Task statement: Go through the data and report each line that holds the string "JSON".

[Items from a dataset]
-------------------------

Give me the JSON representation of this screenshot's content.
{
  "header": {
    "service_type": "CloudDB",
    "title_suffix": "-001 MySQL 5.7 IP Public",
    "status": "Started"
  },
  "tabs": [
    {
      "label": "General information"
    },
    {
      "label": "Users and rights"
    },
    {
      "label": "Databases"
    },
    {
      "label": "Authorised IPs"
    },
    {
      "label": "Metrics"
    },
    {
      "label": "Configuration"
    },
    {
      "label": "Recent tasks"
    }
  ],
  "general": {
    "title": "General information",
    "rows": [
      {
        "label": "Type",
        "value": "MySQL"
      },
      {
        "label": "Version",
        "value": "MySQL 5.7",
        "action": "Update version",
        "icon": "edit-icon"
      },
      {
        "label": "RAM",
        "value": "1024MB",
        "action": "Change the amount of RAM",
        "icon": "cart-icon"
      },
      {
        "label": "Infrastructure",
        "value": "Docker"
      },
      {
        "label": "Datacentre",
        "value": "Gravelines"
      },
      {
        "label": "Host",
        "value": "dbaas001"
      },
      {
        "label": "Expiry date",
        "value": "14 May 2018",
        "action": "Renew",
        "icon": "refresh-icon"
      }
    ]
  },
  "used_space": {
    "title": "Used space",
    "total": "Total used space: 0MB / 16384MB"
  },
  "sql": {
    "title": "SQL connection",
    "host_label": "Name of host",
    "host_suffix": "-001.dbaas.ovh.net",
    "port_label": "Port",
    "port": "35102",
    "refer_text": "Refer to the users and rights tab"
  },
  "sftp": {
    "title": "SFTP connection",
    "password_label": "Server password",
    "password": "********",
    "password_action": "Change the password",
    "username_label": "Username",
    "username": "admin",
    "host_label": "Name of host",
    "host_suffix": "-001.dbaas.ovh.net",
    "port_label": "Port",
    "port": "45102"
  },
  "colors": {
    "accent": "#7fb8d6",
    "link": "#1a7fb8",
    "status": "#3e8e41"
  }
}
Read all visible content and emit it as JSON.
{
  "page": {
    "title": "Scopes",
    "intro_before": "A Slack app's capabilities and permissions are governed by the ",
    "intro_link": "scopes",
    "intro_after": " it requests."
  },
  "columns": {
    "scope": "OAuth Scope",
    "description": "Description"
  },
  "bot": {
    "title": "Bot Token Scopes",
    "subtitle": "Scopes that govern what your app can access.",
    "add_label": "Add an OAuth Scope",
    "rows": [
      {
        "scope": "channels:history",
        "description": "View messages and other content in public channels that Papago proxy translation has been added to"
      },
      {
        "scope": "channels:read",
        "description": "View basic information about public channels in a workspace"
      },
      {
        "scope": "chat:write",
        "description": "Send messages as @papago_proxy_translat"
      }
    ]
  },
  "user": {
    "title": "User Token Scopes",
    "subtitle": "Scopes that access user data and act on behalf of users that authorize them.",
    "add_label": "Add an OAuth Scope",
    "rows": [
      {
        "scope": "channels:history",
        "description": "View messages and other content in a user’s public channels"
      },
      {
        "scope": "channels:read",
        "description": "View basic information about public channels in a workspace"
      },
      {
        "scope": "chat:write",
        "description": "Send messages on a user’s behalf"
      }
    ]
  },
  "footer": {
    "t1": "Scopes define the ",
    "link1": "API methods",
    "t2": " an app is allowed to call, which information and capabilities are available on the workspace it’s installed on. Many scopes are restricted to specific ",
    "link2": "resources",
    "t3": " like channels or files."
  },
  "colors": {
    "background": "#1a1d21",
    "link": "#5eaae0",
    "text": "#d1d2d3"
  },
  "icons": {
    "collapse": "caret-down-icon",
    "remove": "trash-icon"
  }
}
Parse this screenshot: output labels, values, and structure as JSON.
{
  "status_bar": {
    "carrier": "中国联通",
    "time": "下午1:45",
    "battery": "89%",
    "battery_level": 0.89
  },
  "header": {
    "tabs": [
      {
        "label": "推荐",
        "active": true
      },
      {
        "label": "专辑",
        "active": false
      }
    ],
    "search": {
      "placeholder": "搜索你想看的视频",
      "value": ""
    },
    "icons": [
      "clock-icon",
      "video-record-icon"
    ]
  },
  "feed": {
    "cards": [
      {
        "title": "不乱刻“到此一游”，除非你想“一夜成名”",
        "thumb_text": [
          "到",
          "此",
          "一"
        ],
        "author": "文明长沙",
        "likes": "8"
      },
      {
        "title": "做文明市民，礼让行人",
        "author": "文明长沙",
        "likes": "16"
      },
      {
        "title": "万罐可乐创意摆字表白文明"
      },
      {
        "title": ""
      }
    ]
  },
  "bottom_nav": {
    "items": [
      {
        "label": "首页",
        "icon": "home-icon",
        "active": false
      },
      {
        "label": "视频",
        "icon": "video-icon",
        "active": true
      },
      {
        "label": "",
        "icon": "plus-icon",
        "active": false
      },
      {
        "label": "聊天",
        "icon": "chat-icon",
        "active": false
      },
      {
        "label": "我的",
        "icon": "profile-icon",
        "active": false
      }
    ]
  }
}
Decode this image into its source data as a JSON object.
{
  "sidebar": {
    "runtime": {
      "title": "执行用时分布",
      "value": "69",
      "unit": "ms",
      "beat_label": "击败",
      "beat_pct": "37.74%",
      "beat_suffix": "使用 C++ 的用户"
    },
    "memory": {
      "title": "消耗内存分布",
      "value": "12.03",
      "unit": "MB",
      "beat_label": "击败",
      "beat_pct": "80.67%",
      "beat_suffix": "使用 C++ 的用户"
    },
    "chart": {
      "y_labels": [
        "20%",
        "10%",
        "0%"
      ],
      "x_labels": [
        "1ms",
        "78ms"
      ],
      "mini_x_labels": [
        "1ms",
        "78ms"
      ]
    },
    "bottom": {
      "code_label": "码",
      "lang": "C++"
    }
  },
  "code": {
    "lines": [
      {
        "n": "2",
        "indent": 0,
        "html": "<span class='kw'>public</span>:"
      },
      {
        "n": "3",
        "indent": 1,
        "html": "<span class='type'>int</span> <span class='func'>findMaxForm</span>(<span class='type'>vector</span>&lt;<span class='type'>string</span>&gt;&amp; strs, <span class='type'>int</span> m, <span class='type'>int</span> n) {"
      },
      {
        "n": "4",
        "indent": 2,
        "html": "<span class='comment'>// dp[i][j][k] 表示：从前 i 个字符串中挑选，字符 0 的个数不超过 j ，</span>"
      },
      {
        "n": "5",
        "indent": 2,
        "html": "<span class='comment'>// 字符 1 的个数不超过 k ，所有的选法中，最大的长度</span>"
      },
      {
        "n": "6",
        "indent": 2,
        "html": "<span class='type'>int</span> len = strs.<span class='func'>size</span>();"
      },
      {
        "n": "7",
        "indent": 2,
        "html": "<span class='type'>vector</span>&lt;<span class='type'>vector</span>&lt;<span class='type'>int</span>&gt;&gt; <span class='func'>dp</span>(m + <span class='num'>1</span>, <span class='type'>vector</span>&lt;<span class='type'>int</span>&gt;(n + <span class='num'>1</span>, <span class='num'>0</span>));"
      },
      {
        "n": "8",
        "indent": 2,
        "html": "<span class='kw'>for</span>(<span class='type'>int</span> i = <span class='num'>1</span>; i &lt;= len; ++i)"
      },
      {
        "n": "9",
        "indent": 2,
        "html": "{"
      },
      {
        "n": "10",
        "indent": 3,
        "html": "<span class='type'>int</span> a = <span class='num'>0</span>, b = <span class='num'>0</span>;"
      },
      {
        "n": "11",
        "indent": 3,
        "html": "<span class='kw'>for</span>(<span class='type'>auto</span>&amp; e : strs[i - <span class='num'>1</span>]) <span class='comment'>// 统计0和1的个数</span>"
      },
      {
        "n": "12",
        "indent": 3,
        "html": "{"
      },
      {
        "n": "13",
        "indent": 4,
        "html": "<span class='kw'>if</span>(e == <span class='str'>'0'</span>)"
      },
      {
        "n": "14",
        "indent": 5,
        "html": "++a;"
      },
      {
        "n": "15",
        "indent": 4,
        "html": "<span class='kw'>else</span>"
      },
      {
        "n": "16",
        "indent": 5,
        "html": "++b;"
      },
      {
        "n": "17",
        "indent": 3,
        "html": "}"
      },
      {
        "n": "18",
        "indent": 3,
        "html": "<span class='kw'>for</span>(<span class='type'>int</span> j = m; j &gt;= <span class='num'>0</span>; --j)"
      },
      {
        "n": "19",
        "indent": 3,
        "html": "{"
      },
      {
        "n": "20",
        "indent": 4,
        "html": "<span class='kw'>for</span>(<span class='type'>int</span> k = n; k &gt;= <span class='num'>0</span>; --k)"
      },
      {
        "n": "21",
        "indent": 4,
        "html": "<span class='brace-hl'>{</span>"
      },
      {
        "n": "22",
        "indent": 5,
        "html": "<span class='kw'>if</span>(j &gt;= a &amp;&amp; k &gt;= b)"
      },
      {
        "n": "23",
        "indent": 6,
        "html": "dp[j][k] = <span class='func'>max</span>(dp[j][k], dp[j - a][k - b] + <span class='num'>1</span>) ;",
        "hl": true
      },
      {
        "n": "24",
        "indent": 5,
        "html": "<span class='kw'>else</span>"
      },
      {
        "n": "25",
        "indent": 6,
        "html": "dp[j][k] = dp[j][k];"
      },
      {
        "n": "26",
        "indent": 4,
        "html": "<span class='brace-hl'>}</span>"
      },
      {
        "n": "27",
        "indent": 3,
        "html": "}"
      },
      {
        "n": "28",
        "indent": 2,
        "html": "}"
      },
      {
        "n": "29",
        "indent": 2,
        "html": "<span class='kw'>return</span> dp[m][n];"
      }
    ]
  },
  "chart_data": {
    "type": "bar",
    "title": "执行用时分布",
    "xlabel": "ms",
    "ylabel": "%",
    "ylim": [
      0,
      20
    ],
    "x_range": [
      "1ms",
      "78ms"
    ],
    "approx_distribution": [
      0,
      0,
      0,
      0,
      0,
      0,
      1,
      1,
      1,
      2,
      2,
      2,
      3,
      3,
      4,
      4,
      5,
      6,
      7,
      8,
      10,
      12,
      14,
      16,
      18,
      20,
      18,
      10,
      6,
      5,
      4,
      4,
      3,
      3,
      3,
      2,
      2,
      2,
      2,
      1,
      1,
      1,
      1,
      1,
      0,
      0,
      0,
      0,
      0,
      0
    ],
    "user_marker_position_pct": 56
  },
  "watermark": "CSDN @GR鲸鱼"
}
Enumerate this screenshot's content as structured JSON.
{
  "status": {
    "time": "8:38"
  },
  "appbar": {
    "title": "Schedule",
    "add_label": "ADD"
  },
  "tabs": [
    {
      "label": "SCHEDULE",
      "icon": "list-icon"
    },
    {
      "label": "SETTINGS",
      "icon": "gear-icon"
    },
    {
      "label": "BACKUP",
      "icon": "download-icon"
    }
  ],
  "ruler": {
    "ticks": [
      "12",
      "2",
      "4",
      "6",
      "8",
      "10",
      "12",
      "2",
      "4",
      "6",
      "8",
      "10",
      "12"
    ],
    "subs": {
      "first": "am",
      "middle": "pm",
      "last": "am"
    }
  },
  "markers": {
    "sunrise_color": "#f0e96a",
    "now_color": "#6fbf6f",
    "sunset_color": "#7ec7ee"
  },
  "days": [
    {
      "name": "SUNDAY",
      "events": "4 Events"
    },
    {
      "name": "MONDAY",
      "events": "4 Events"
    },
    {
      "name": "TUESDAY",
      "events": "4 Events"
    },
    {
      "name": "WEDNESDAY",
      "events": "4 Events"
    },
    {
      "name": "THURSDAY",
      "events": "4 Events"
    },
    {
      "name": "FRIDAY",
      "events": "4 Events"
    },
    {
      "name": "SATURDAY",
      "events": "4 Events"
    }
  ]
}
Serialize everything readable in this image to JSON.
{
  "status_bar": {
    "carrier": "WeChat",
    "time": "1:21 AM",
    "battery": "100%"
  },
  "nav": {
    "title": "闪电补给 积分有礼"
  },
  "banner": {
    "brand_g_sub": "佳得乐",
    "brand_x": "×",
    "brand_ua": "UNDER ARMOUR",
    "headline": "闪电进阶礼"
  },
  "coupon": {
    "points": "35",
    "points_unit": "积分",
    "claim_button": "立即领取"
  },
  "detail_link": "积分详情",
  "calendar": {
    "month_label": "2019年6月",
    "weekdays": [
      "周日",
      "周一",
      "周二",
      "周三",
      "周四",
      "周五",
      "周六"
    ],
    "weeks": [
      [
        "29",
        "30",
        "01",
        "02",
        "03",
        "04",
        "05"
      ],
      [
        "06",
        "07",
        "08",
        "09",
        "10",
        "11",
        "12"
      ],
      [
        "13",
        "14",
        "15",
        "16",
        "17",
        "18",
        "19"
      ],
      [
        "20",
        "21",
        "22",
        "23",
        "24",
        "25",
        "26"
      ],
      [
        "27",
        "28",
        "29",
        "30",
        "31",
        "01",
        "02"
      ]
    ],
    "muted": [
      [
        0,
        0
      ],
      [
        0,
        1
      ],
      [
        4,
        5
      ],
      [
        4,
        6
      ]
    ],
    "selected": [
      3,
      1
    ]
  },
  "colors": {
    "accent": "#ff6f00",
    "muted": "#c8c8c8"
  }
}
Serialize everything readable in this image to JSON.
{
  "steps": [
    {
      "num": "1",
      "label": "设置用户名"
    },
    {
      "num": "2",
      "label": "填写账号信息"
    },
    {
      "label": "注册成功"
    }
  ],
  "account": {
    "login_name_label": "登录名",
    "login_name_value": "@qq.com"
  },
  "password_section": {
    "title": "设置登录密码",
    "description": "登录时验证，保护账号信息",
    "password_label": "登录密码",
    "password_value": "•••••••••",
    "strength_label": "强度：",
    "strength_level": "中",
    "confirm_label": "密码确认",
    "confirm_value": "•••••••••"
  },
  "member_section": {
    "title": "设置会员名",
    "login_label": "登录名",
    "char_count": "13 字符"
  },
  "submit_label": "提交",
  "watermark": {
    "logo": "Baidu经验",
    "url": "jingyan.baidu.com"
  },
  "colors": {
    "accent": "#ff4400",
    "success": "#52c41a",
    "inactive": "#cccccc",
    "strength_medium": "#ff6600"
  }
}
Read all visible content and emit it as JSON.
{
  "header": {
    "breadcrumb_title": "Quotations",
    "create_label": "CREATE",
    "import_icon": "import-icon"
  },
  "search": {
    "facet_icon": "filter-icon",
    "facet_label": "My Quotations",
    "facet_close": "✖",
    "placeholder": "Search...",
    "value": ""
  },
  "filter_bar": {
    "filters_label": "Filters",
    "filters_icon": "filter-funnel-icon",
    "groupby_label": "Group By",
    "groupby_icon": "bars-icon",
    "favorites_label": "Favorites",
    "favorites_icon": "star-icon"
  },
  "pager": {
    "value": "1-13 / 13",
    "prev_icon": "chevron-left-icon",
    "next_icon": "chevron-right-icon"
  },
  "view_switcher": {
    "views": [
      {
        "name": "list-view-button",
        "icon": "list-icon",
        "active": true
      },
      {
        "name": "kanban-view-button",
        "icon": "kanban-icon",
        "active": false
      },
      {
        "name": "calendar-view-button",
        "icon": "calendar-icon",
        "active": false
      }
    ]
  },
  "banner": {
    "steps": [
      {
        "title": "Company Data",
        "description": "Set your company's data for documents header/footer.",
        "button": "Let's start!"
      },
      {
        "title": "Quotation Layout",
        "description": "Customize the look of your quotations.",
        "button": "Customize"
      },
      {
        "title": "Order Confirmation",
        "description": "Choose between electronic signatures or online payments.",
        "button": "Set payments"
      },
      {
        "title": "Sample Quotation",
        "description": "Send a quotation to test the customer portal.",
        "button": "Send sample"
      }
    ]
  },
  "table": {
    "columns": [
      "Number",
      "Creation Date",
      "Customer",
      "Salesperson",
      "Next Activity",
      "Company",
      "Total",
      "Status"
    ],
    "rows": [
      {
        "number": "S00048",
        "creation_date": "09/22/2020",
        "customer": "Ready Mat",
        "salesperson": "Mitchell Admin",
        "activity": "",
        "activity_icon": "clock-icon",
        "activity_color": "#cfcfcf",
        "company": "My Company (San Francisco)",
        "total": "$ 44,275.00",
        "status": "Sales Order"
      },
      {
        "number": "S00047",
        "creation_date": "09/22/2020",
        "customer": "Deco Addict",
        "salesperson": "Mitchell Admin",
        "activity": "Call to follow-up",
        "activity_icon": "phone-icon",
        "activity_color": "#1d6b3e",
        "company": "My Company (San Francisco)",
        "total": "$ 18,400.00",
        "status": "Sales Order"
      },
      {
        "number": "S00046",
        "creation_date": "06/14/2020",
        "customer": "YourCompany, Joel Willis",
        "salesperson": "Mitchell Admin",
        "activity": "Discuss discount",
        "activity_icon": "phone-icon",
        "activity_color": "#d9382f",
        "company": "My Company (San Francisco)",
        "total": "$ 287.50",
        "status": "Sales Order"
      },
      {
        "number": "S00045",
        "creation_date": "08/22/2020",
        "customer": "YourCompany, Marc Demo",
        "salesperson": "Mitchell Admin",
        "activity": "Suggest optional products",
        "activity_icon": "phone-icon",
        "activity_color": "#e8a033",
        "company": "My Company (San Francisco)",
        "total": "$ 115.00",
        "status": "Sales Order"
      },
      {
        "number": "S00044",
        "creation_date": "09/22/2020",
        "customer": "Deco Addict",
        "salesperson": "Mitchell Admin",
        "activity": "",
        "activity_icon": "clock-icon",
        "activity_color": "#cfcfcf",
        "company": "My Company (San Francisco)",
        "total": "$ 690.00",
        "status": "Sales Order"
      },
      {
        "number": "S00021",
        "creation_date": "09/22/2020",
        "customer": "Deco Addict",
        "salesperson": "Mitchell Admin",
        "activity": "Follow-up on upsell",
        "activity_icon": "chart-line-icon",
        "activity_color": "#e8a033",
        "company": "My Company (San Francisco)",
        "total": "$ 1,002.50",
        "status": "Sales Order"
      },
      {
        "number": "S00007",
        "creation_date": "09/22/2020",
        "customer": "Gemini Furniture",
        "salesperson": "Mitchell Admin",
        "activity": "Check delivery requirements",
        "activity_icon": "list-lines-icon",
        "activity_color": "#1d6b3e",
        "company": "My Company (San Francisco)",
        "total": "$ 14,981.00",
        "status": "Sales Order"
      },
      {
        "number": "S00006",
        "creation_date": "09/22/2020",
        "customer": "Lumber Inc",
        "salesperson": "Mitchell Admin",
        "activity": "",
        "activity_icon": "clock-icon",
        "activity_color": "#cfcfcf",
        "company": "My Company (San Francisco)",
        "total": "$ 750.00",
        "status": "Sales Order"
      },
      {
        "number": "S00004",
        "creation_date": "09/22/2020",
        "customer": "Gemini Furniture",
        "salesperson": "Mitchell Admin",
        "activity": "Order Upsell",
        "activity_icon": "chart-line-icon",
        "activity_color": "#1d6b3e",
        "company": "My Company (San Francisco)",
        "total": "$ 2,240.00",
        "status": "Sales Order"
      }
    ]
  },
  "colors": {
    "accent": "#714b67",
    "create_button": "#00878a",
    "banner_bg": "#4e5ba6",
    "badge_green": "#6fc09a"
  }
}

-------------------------

Answer space:
Give me the JSON representation of this screenshot's content.
Read all visible content and emit it as JSON.
Parse this screenshot: output labels, values, and structure as JSON.
Decode this image into its source data as a JSON object.
Enumerate this screenshot's content as structured JSON.
Serialize everything readable in this image to JSON.
Serialize everything readable in this image to JSON.
Read all visible content and emit it as JSON.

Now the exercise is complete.